LEXINGTON — When it comes to medical information, there is a plethora online and most people know about procedures through word of mouth from friends, relatives, etc. Yet not all of it is accurate and people may have misconceptions about procedures
Dr. Thomas Saylor, an upper extremity orthopedic surgeon and specialist from Florida, visits Lexington Regional Health Center once a month. He handles everything from fingertips to the shoulder and has 25 years of experience.
On Wednesday, Feb. 12, Dr. Saylor presented the month’s wellness connection with a focus on rotator cuffs, carpel tunnel syndrome and total shoulder replacements.
A person’s rotator cuff is made up of four different muscles and their attached tendons. Together they assist in stabilizing the shoulder joint as well as in performing various arm movements.
Rotator cuff injuries occur most often in people who repeatedly perform overhead motions in their jobs or sports. Examples include painters, carpenters, and people who play baseball or tennis. The risk of rotator cuff injury also increases with age, according the Mayo Clinic website.
Dr. Saylor said one treatment for a rotator cuff injury is stem cells, but in his practice he cautions against using them for rotator cuff injuries.
“They are not magic,” Dr. Saylor said, but notes they have been marketed this way. He said there is little objective evidence they will help the injuries he works with. On stem cell use, he simply said, “be cautious.”
When it comes to his treatment for rotator cuff injuries, Dr. Saylor said, “I try to exhaust therapy and injections before moving on to surgery.”
In the past a bone spur was, “inordinately focused on,” when it came to treating pain in the shoulder, Dr. Saylor said, but now it is known injury to the rotator cuff should be the focus of a doctor’s attention.
He told those in attendance not to believe the hype about how painful injections can be, he added people have this horrible fear about them but in most cases it is not warranted.
Only around 15 percent of patients he sees need surgery, Dr. Saylor said.
Many people, when they know they have a rotator cuff injury, will immediately assume an MRI scan is in order, but Dr. Saylor said in most cases it is not necessary and has been overused.
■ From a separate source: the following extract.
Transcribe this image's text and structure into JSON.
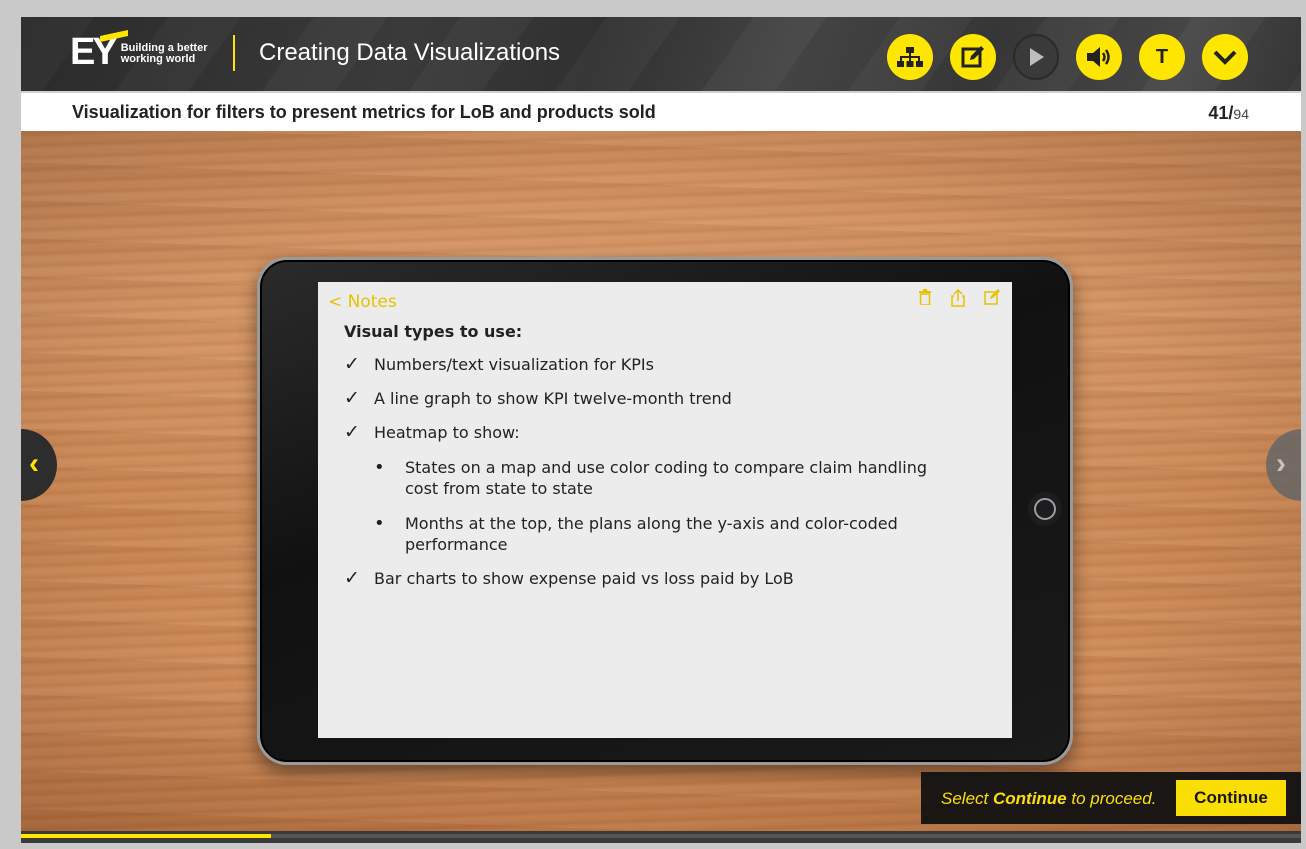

In his practice, he uses an MRI scan for pre-operation planning for surgery.
Dr. Saylor has been asked often if a rotator cuff injury will heal on its own, he said partial tears of the tendon can heal to a degree, but a full tear will not heal, the pain may fade, but the restriction of motion will always remain.
When it comes to surgery for rotator cuffs, Dr. Saylor said the bottom line is six months to a year of recovery is necessary. He said not to believe anecdotal stories about quicker recoveries, the proper time to regain motion will take time.
The first six weeks the arm will be in a sling, the next six weeks the person will start to regain some motion and after that, more full motion recovery takes place.
Physical therapy after this type of surgery is so important; Dr. Saylor said he will not operate on people who will not have access to it afterward.
When it comes to recovery time, dealing with carpal tunnel syndrome is much easier and less invasive than in the past, said Dr. Saylor. A small incision is made on the hand and through this, motion can be restored. Cubital tunnel, is the second most common and occurs in the elbow and is handled in the same way.
While it’s more invasive, a total surgery replacement’s recovery time is actually faster than a rotator cuff surgery, only requiring up to two nights in the hospital, with a patient gaining back motion the night after the surgery.
Dr. Saylor said the procedure results in the “highest patient satisfaction,” of any surgery he performs.
Physical therapy immediately follows these types of surgeries; patients are moving their arms as soon after the procedure as possible.
Dr. Saylor visits LRHC once a month, to schedule an appointment with Dr. Saylor, call 308-324-8343.